Using Software to Save Lives
Founded by a Mayo Clinic doctor regarded as one of the top patient safety experts in the nation, HB Healthcare Safety (HBHS) believes that “no one should ever suffer or die as a result of process or system failures.”
After spending years collecting and reviewing data on patient mortality at Mayo, HBHS wanted to create a system that would allow hospitals across the country to input, aggregate and analyze information on mortality, failures of healthcare delivery, adverse events and diagnostic errors.
The goal? "Help healthcare systems pinpoint the common causes of patient harm in their systems and processes, provide technology that monitors the action and inactions that lead to harm and develop processes addressing failures of care delivery.”
In other words: use software to help improve patient care and save people’s lives.
Delivering a quality minimum viable product on a tight deadline
HBHS came to The Nerdery with a clear understanding of what they wanted to accomplish, but didn’t know how to get there. The founder relied on our team of experts to make the key technology decisions that would bring her vision to life.
In order to provide a concept to hospitals and sell their product pre-launch, HBHS needed a minimum viable product (MVP) completed in under five months. We chose to use Ruby on Rails to allow us to move and iterate quickly in phase one of the project, while still giving HBHS the flexibility to grow and change as business needs evolved.
Using interactive wireframes and prototyping tools we presented HBHS with a working demo of their Safety Learning System that could serve as a pre-launch sales tool. Based on the strength of HBHS’s concept and the designs we created, HBHS was able to sell the system to 19 different hospitals — with more lined up — before the final product was even launched.
Real world impact
Since completing phase two, the Safety Learning System has been adopted by eight U.S. health care organizations and is now deployed in 21 hospitals. Our team is continuing to work with HBHS iterating and improving the system to include complex reporting functionality that will allow hospitals to view trends within their institutions, and proactively make changes to improve patient care.

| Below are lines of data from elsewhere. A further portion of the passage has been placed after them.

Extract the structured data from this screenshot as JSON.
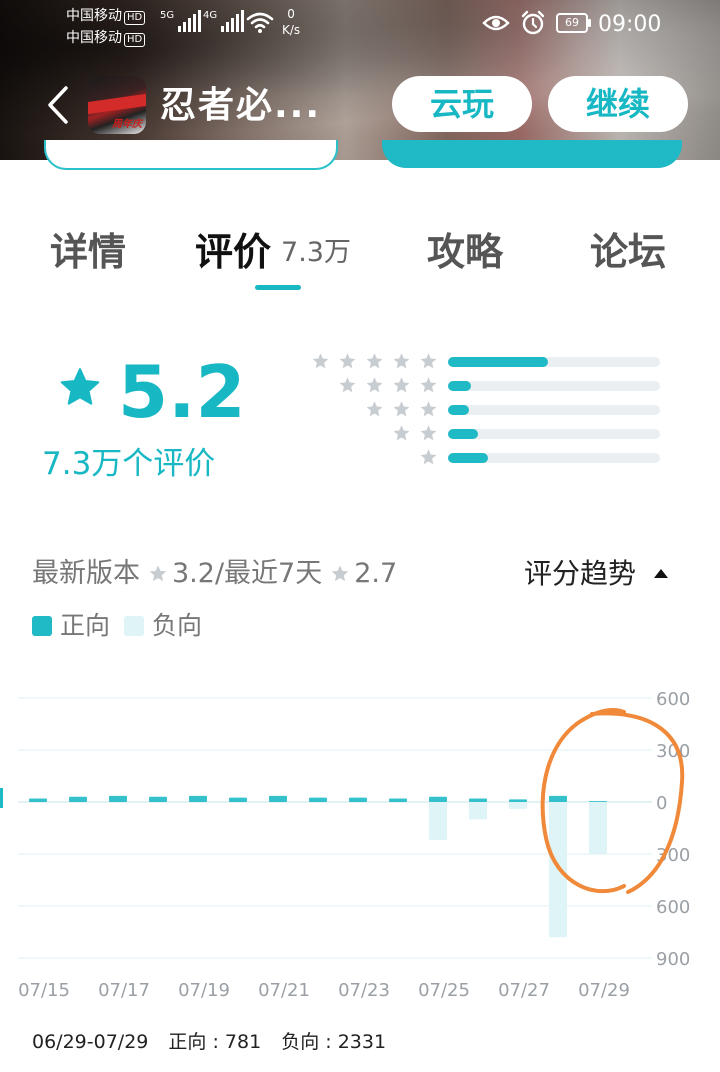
{
  "status_bar": {
    "carrier1": "中国移动",
    "carrier2": "中国移动",
    "hd_label": "HD",
    "net1": "5G",
    "net2": "4G",
    "speed_value": "0",
    "speed_unit": "K/s",
    "battery": "69",
    "time": "09:00"
  },
  "header": {
    "app_title": "忍者必...",
    "app_icon_text": "周年庆",
    "cloud_play_label": "云玩",
    "continue_label": "继续"
  },
  "tabs": [
    {
      "label": "详情"
    },
    {
      "label": "评价",
      "count": "7.3万",
      "active": true
    },
    {
      "label": "攻略"
    },
    {
      "label": "论坛"
    }
  ],
  "score": {
    "value": "5.2",
    "count_label": "7.3万个评价",
    "distribution": [
      {
        "stars": 5,
        "fraction": 0.47
      },
      {
        "stars": 4,
        "fraction": 0.11
      },
      {
        "stars": 3,
        "fraction": 0.1
      },
      {
        "stars": 2,
        "fraction": 0.14
      },
      {
        "stars": 1,
        "fraction": 0.19
      }
    ]
  },
  "trend": {
    "latest_label": "最新版本",
    "latest_score": "3.2",
    "recent_label": "/最近7天",
    "recent_score": "2.7",
    "toggle_label": "评分趋势",
    "legend_positive": "正向",
    "legend_negative": "负向",
    "footer_range": "06/29-07/29",
    "footer_positive": "正向 : 781",
    "footer_negative": "负向 : 2331"
  },
  "colors": {
    "accent": "#17b8c4",
    "positive_bar": "#1fbac5",
    "negative_bar": "#def4f6",
    "annotation": "#f08a3a"
  },
  "chart_data": {
    "type": "bar",
    "x": [
      "07/15",
      "07/16",
      "07/17",
      "07/18",
      "07/19",
      "07/20",
      "07/21",
      "07/22",
      "07/23",
      "07/24",
      "07/25",
      "07/26",
      "07/27",
      "07/28",
      "07/29"
    ],
    "xtick_labels": [
      "07/15",
      "07/17",
      "07/19",
      "07/21",
      "07/23",
      "07/25",
      "07/27",
      "07/29"
    ],
    "ytick_labels": [
      "600",
      "300",
      "0",
      "300",
      "600",
      "900"
    ],
    "ylim": [
      -900,
      600
    ],
    "series": [
      {
        "name": "正向",
        "values": [
          20,
          30,
          35,
          30,
          35,
          25,
          35,
          25,
          25,
          20,
          30,
          20,
          15,
          35,
          5
        ]
      },
      {
        "name": "负向",
        "values": [
          0,
          0,
          0,
          0,
          0,
          0,
          0,
          0,
          0,
          0,
          -220,
          -100,
          -40,
          -780,
          -300
        ]
      }
    ],
    "grid": true,
    "annotation": "hand-drawn orange circle around 07/28"
  }
}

As HBHS founder and CEO Jeanne Huddleston puts it, through this tool we can “help hospitals across the world learn from their failures to end suffering caused by healthcare delivery."